One step beyond HelloWorld

I assume you have both installed Tomcat, Turbine 2.x and Maven, and tried the maven helloworld example.

In the following piece, we'll create a new application, called tutorial1, in which we add both a header, a footer and a left navigation menu.

The navigation menu leads to two other pages, one with a Java class associated which fills in a parameter, and one pure text (no java class).

There is no authentication.

This about the simplest potentially usefull application one can think of, resulting in a public website with both static and dynamic content.

Note on turbine, or HelloWorld

If you try to install turbine by installing helloworld with maven, you'll probably encounter some errors concerning the java activation framework, java mail and more. This is because Sun chose to license those projects such that they can not be incorporated in a tool like Maven.

In order to make it work, you can download the appropriate versions by hand (Maven tells you which version you need), unzip the packages and move the jars to $HOME/.maven/repository/jaf/jars/activation-<version>.jar (this example is for activation). You'll have to append the version number yourself.

When all jars are copied and appropriately named, you can run maven again and it will deploy helloworld, installing Turbine in the process.

Initializing your project

My directory structure when starting a project is like this:

/home/leon/intranet
        intranet/tomcat (the tomcat distribution)
        intranet/src

My Maven /home/leon/build.properties looks like this:

maven.appserver.home=/home/leon/intranet/tomcat

This is used for the deploy feature of maven.

I'm now going to:

cd /home/leon/intranet/src
and type
maven -Dturbine.app.name=tutorial1 turbine:setup

(this is shown in http://jakarta.apache.org/turbine/meta/using_meta.html )

I now have a fully deployable directory structure, which I'll test by:

cd tutorial1
maven turbine:deploy

and surfing to http://localhost:8080/tutorial1

You'll also notice that tomcat/webapps now holds a directory called tutorial1.

Adding headers and footers

Adding headers, footers, or other parts of a web page requires two small steps. Firstly, you must design the part of the page, and secondly you must let your layout know you wish to include them, and where it should put them.

First, the header. This is a small HTML segment like:

<center>
<b>Header</b>
</center>
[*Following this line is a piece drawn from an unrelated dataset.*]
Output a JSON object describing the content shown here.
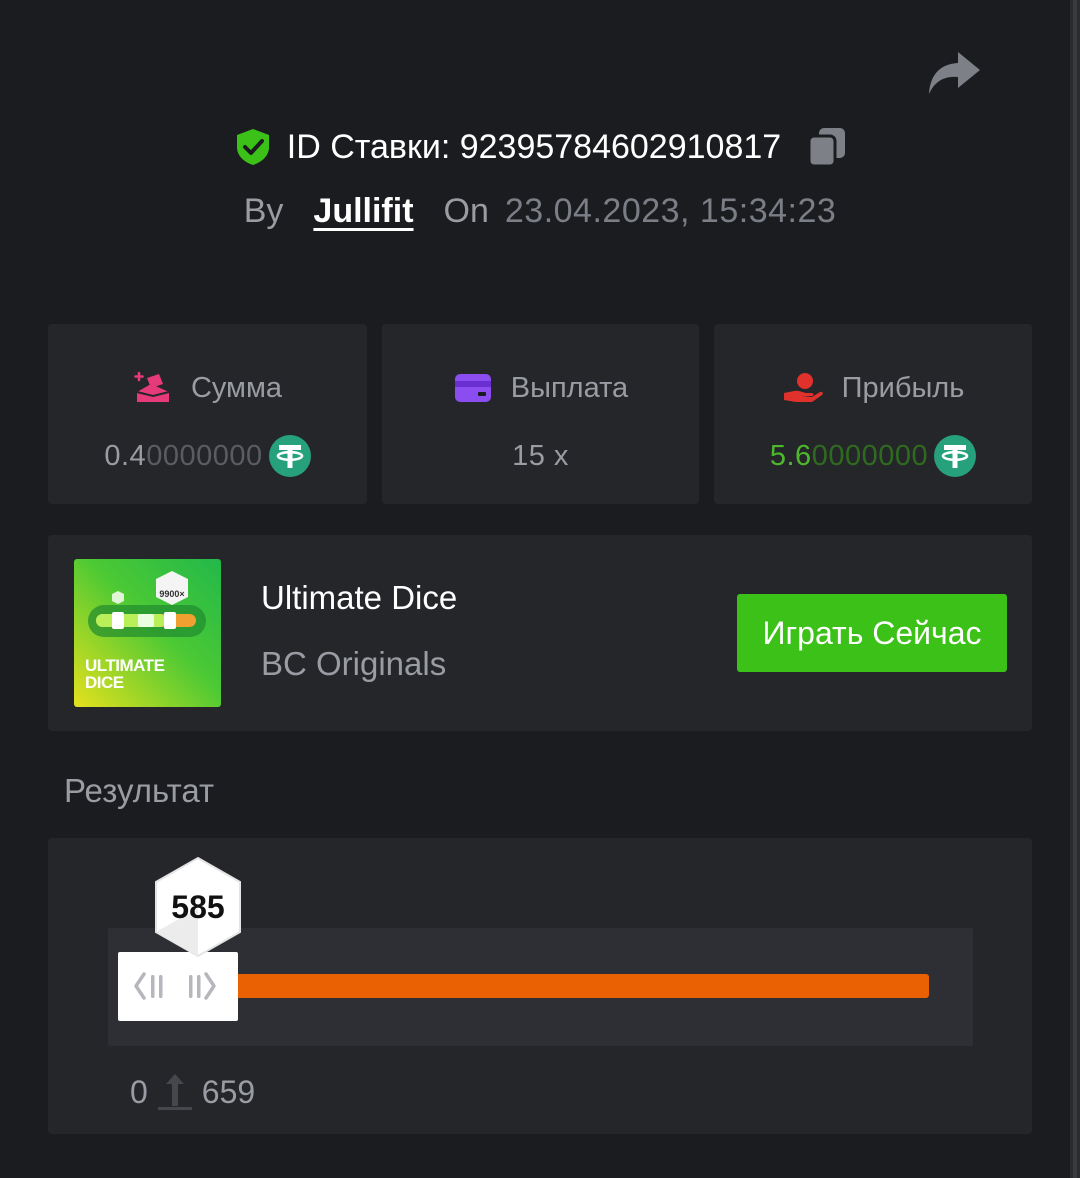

and I store it in tutorial1/src/templates/navigations/header.vm

The footer is something like:

&copy; 2005 Leon

and stored as tutorial1/src/templates/navigations/footer.vm

To include it in the default layout, I change the file tutorial1/src/templates/layouts/Default.vm to

<html>
#TurbineHtmlHead()
<body #TurbineHtmlBodyAttributes() >
<table>
        <tr>
                <td>
                        $navigation.setTemplate( "header.vm" )
                </td>
        </tr>
        <tr>
                <td>
                        $screen_placeholder
                </td>
        </tr>
        <tr>
                <td>
                        $navigation.setTemplate( "footer.vm" )
                </td>
        </tr>
</table>

</body>
</html>

By using the navigation variable Turbine will know to look in the navigations directory.

At the moment of writing I have no clue what other default variables there are, and how they would expand.

Adding a static screen

Again, first make a file containing the content of your new page. As it will be included in layouts/Default.vm, you do not need to bother about html or body tags. The screen you design may hold at the very least a reference to the page variable, like $page.setTitle( "My title" ), but does not require this.

an example file is screens/content1.vm:

<h1>Welcome to my content1</h1>
This is content

To be able to conviently reach this, we want a link on the first page (Index.vm) to point to our content. Add the following line to Index.vm:

<a href="$link.setPage( 'content1.vm' )">Content 1</a>

Alternatively, you may add a new navigation menu for all your links and incorporate it in Default.vm.

Adding a java filled screen

If you need to use your own variables, in stead of only the default ones like page, navigation and such, you can define a java class called like the screen it should service. In that class you may define all variables (name and content) used in that page.

An example Java class is

tutorial1/src/java/org/apache/turbine/app/tutorial1/modules/screens/content2.java:

package org.apache.turbine.app.tut1.modules.screens;

import org.apache.velocity.context.Context;
import org.apache.turbine.modules.screens.VelocityScreen;
import org.apache.turbine.util.RunData;

public class content2 extends VelocityScreen {
        public void doBuildTemplate( RunData data, Context context ) {
                try {
                        context.put( "content_field", "some text" );
                } catch( Exception e ) {
                        return;
                }
        }
}

and a screen tutorial1/src/templates/screens/content2.vm:

<h1>A field</h1>
The contents of content_field is $content_field <br>

You now can add a link to this java-driven screen in Index.vm, or a navigation part:

<a href="$link.setPage( 'content2.vm' )">Content 1</a>

Deploying

cd /home/leon/intranet/src/tutorial1
maven turbine:deploy

Turbine2/Tutorial/SimpleSample1 (last edited 2009-09-20 22:00:13 by localhost)